The Winkle College of Pharmacy has 34 full time faculty and 4 administrators. The four administrators are Dean, Associate Dean for Professional Education and Assessment, Associate Dean for Student Affairs and Admissions, and Associate Dean for Research and Innovation. Faculty are appointed in one of two departments: The Division of Pharmacy Practice and Administrative Sciences (21 faculty) and the Division of Pharmaceutical Sciences (13 faculty) Two faculty have administrative responsibilities as division chairs. The number of faculty has increased by 10% since the last accreditation. While the number of faculty at the college has increased slightly since the last accreditation visit, faculty perceive that there is not sufficient faculty. Partly, this is due to the inability to hire new faculty for open lines in Pharmaceutical Sciences including a university-wide faculty hiring freeze due to COVID-19. However, our college has sufficient and high-quality faculty members to teach and mentor PharmD students as well as research-based MS/PhD students and three unique part time MS programs. Moreover, the college anticipates receiving new funds from the university to hire new faculty members and 2 staff within the next several months as part of a Strategic Sizing initiative. College faculty precept about 16%

of APPE rotations; this represents a slight increase from 14% at our last accreditation.

The college currently has 321 Doctor of Pharmacy students resulting in a student/faculty ratio of 321:38 or 8.5. This is substantially lower ratio compared to our most recent accreditation when our faculty student ratio was 13.4. This low ratio allows faculty to have the capacity to fulfill our mission to develop progressive pharmacy practitioners and researchers to lead the evolution of healthcare and create an exciting future for our students.

Both Divisions assess workload through Annual Performance Reviews (APR). The Division Chairs discuss workload with each faculty member annually to set productivity and professional development goals for the following year. The workload discussion also includes the percent effort for teaching, scholarship, service and practice. In 2015, the college developed and implemented a faculty workload policy.

A notable improvement at the college is the increase in the number and type of staff which has advanced the college. The college’s staffing model and total number of staff has changed since the last accreditation visit in 2013. At that time, it was a very centralized staffing model with all the staff working directly in the dean’s office. This growth in staff resources was conducted thoughtfully to fulfill the growing needs of the college as described in more detail below.

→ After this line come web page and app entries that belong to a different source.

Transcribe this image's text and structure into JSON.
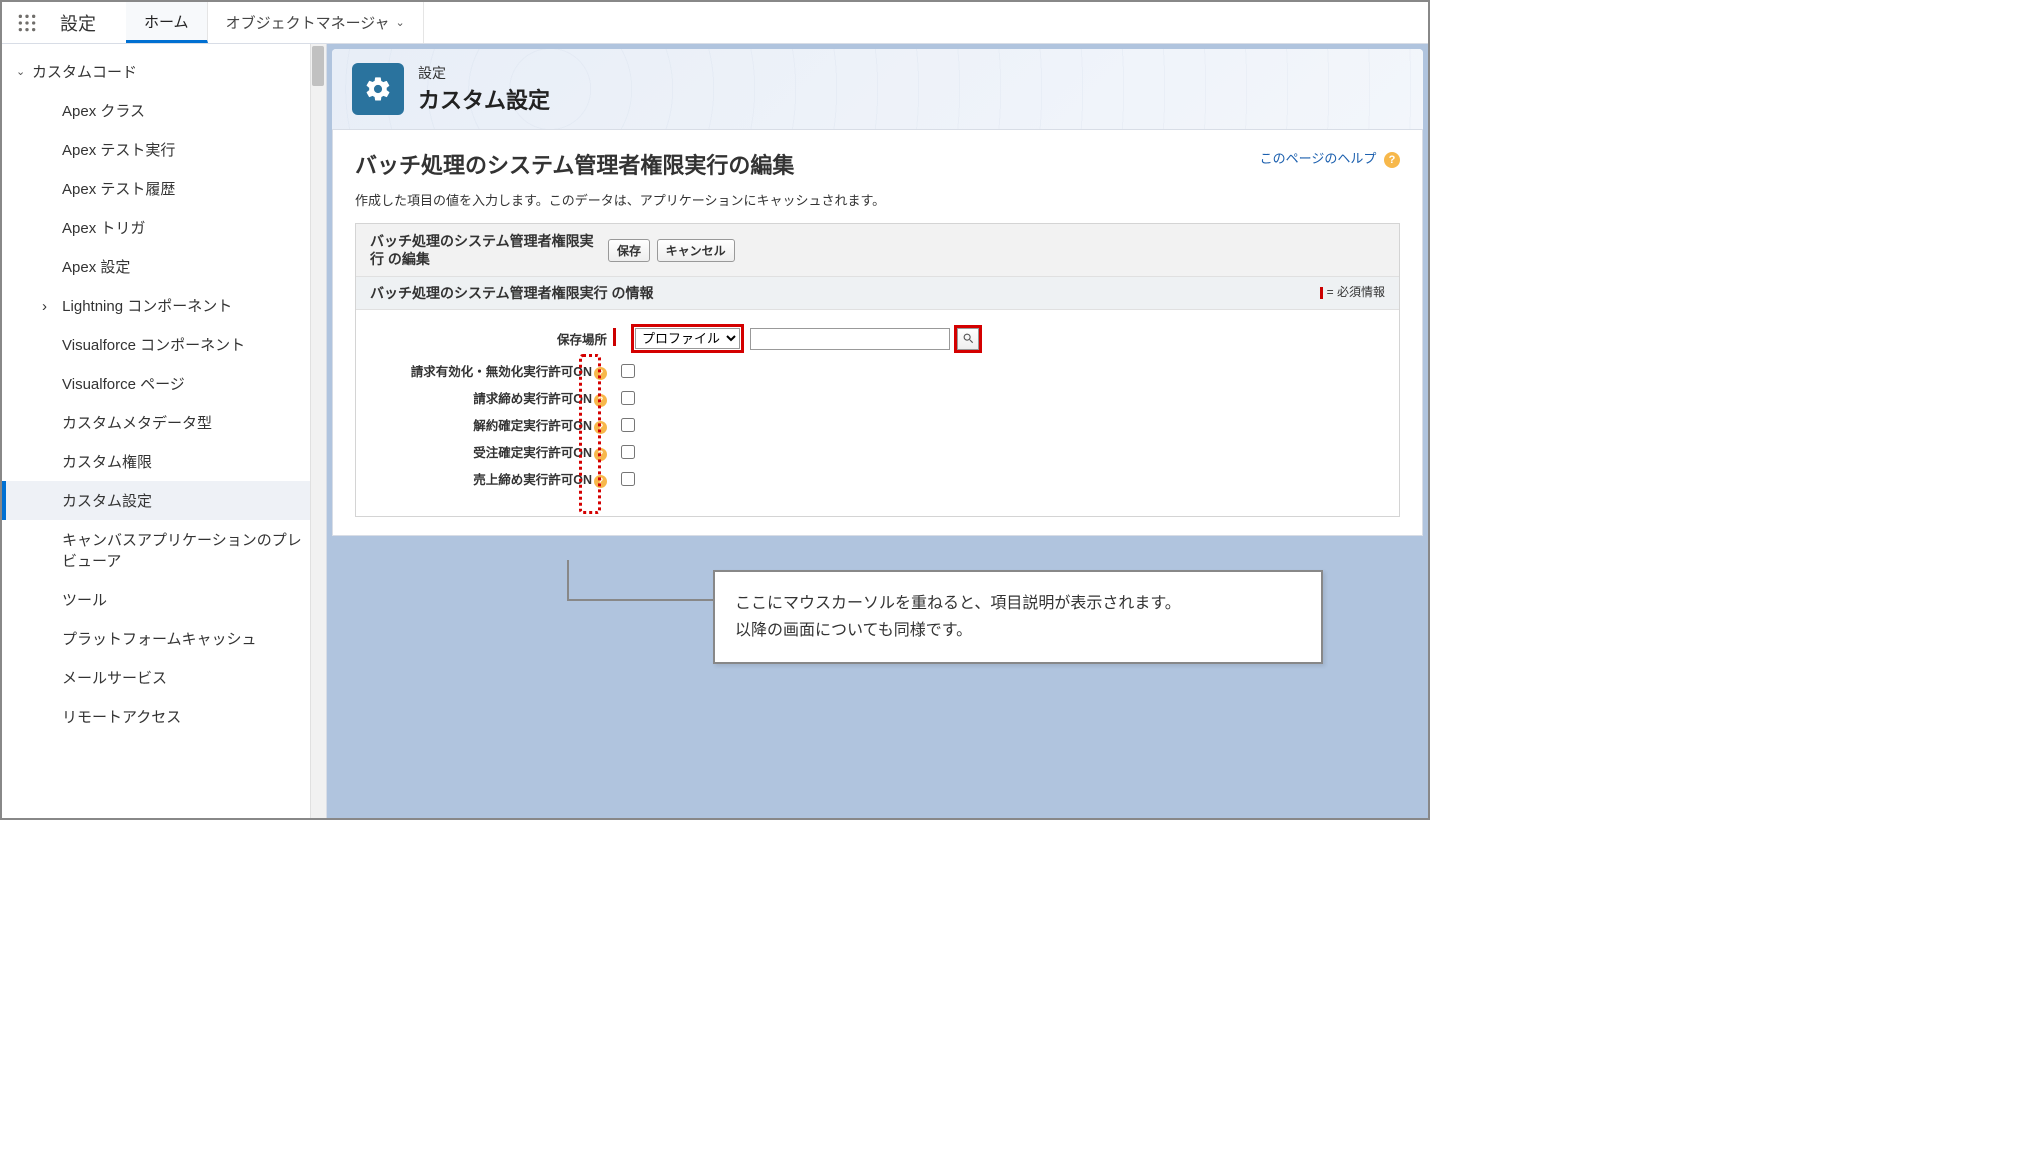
{
  "topbar": {
    "app_name": "設定",
    "tabs": [
      {
        "label": "ホーム",
        "active": true
      },
      {
        "label": "オブジェクトマネージャ",
        "active": false,
        "dropdown": true
      }
    ]
  },
  "sidebar": {
    "group_label": "カスタムコード",
    "items": [
      {
        "label": "Apex クラス"
      },
      {
        "label": "Apex テスト実行"
      },
      {
        "label": "Apex テスト履歴"
      },
      {
        "label": "Apex トリガ"
      },
      {
        "label": "Apex 設定"
      },
      {
        "label": "Lightning コンポーネント",
        "expandable": true
      },
      {
        "label": "Visualforce コンポーネント"
      },
      {
        "label": "Visualforce ページ"
      },
      {
        "label": "カスタムメタデータ型"
      },
      {
        "label": "カスタム権限"
      },
      {
        "label": "カスタム設定",
        "selected": true
      },
      {
        "label": "キャンバスアプリケーションのプレビューア"
      },
      {
        "label": "ツール"
      },
      {
        "label": "プラットフォームキャッシュ"
      },
      {
        "label": "メールサービス"
      },
      {
        "label": "リモートアクセス"
      }
    ]
  },
  "header": {
    "crumb": "設定",
    "title": "カスタム設定"
  },
  "content": {
    "h1": "バッチ処理のシステム管理者権限実行の編集",
    "help_link": "このページのヘルプ",
    "desc": "作成した項目の値を入力します。このデータは、アプリケーションにキャッシュされます。",
    "panel_title": "バッチ処理のシステム管理者権限実行 の編集",
    "btn_save": "保存",
    "btn_cancel": "キャンセル",
    "section_title": "バッチ処理のシステム管理者権限実行 の情報",
    "required_legend": "= 必須情報",
    "fields": {
      "location_label": "保存場所",
      "location_select_value": "プロファイル",
      "location_input_value": "",
      "rows": [
        {
          "label": "請求有効化・無効化実行許可ON"
        },
        {
          "label": "請求締め実行許可ON"
        },
        {
          "label": "解約確定実行許可ON"
        },
        {
          "label": "受注確定実行許可ON"
        },
        {
          "label": "売上締め実行許可ON"
        }
      ]
    }
  },
  "callout": {
    "line1": "ここにマウスカーソルを重ねると、項目説明が表示されます。",
    "line2": "以降の画面についても同様です。"
  }
}
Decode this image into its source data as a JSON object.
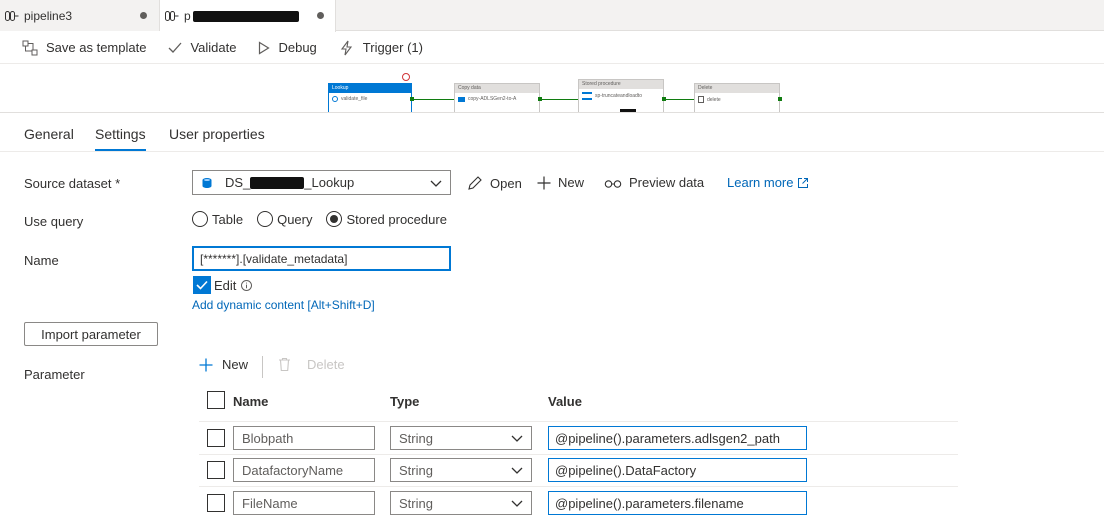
{
  "tabs": [
    {
      "label": "pipeline3"
    },
    {
      "label": "p"
    }
  ],
  "toolbar": {
    "save_template": "Save as template",
    "validate": "Validate",
    "debug": "Debug",
    "trigger": "Trigger (1)"
  },
  "canvas": {
    "activities": [
      {
        "type": "Lookup",
        "name": "validate_file"
      },
      {
        "type": "Copy data",
        "name": "copy-ADLSGen2-to-A"
      },
      {
        "type": "Stored procedure",
        "name": "sp-truncateandloadto"
      },
      {
        "type": "Delete",
        "name": "delete"
      }
    ]
  },
  "property_tabs": {
    "general": "General",
    "settings": "Settings",
    "user_properties": "User properties"
  },
  "form": {
    "source_dataset_label": "Source dataset",
    "required_mark": "*",
    "dataset_prefix": "DS_",
    "dataset_suffix": "_Lookup",
    "open": "Open",
    "new": "New",
    "preview": "Preview data",
    "learn_more": "Learn more",
    "use_query_label": "Use query",
    "query_options": [
      "Table",
      "Query",
      "Stored procedure"
    ],
    "selected_query": "Stored procedure",
    "name_label": "Name",
    "name_value": "[*******].[validate_metadata]",
    "edit_label": "Edit",
    "edit_checked": true,
    "dynamic_content": "Add dynamic content [Alt+Shift+D]",
    "import_parameter": "Import parameter",
    "parameter_label": "Parameter",
    "param_new": "New",
    "param_delete": "Delete"
  },
  "params_table": {
    "headers": {
      "name": "Name",
      "type": "Type",
      "value": "Value"
    },
    "rows": [
      {
        "name": "Blobpath",
        "type": "String",
        "value": "@pipeline().parameters.adlsgen2_path"
      },
      {
        "name": "DatafactoryName",
        "type": "String",
        "value": "@pipeline().DataFactory"
      },
      {
        "name": "FileName",
        "type": "String",
        "value": "@pipeline().parameters.filename"
      }
    ]
  },
  "colors": {
    "accent": "#0078d4",
    "success": "#107c10",
    "link": "#0067b8"
  }
}
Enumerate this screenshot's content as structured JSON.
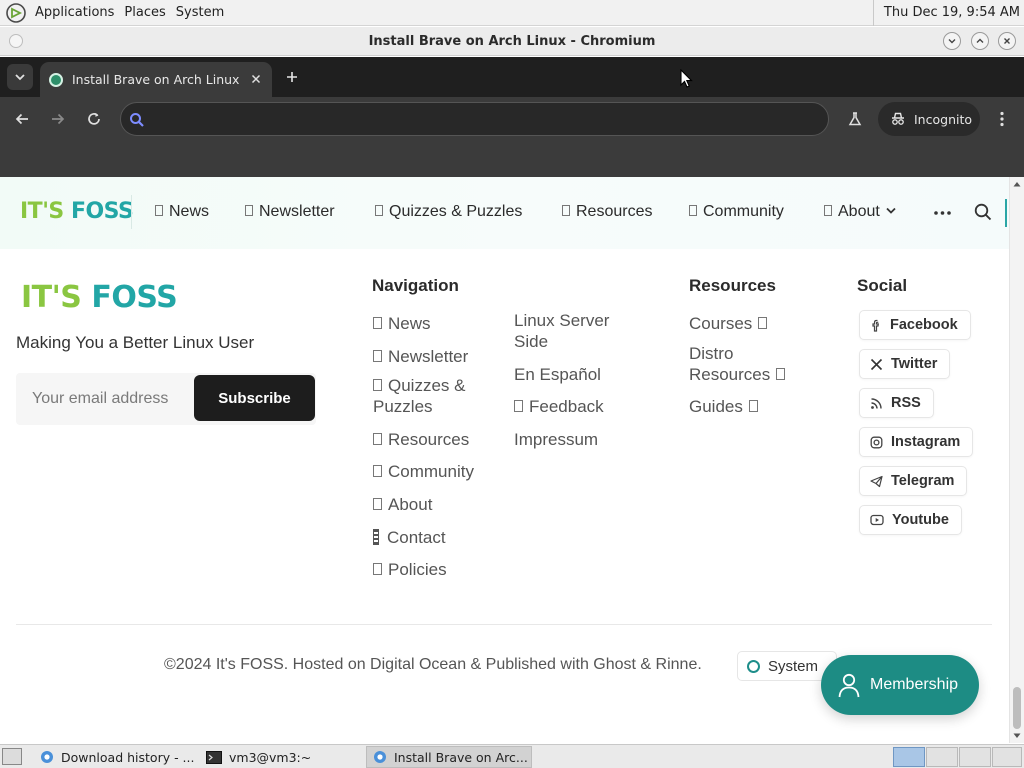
{
  "desktop": {
    "menus": [
      "Applications",
      "Places",
      "System"
    ],
    "clock": "Thu Dec 19,  9:54 AM"
  },
  "window": {
    "title": "Install Brave on Arch Linux - Chromium"
  },
  "browser": {
    "tab_title": "Install Brave on Arch Linux",
    "address_value": "",
    "incognito_label": "Incognito"
  },
  "site": {
    "logo_left": "IT'S",
    "logo_right": "FOSS",
    "nav": [
      "News",
      "Newsletter",
      "Quizzes & Puzzles",
      "Resources",
      "Community",
      "About"
    ],
    "tagline": "Making You a Better Linux User",
    "email_placeholder": "Your email address",
    "subscribe_label": "Subscribe",
    "navigation_heading": "Navigation",
    "navigation_col1": [
      "News",
      "Newsletter",
      "Quizzes &",
      "Puzzles",
      "Resources",
      "Community",
      "About",
      "Contact",
      "Policies"
    ],
    "navigation_col2": [
      "Linux Server",
      "Side",
      "En Español",
      "Feedback",
      "Impressum"
    ],
    "resources_heading": "Resources",
    "resources_links": [
      "Courses",
      "Distro",
      "Resources",
      "Guides"
    ],
    "social_heading": "Social",
    "social_links": [
      "Facebook",
      "Twitter",
      "RSS",
      "Instagram",
      "Telegram",
      "Youtube"
    ],
    "copyright": "©2024 It's FOSS. Hosted on Digital Ocean & Published with Ghost & Rinne.",
    "theme_label": "System",
    "membership_label": "Membership"
  },
  "taskbar": {
    "tasks": [
      "Download history - ...",
      "vm3@vm3:~",
      "Install Brave on Arc..."
    ]
  },
  "colors": {
    "brand_lime": "#8ac641",
    "brand_teal": "#22a6a6",
    "membership": "#1d8c84"
  }
}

Several new staff positions have been created since 2013, including a second computer user support specialist, the college’s first instructional designer, the college’s first Director of Assessment and an Assistant Director of Admissions. A fifth newly created position, a grants administrator, was regrettably included in the budget cuts due to COVID-19, along with one of the divisional administrative support positions, as will be described below. The college has actively supported the development of the staff with several staff being reclassified into new roles/titles, as part of their professional growth. Overall, the staff at the college has increased from 8 to 12 since the last accreditation visit, an increase of 50%. While the number of staff at the college has increased in recent years, faculty perceptions about whether there is sufficient staff has decreased from a high of 66.7% strongly agreeing/agreeing in 2016 to 37.5% in 2020. This is due to the current inability to recruit several open lines due to budget cuts. However, the university is currently in the process of allocating additional funds to the colleges based on strategic initiatives to grow the academic mission. If the college is successful in receiving this money, there will be additional funds for several staff members.



Related subjects :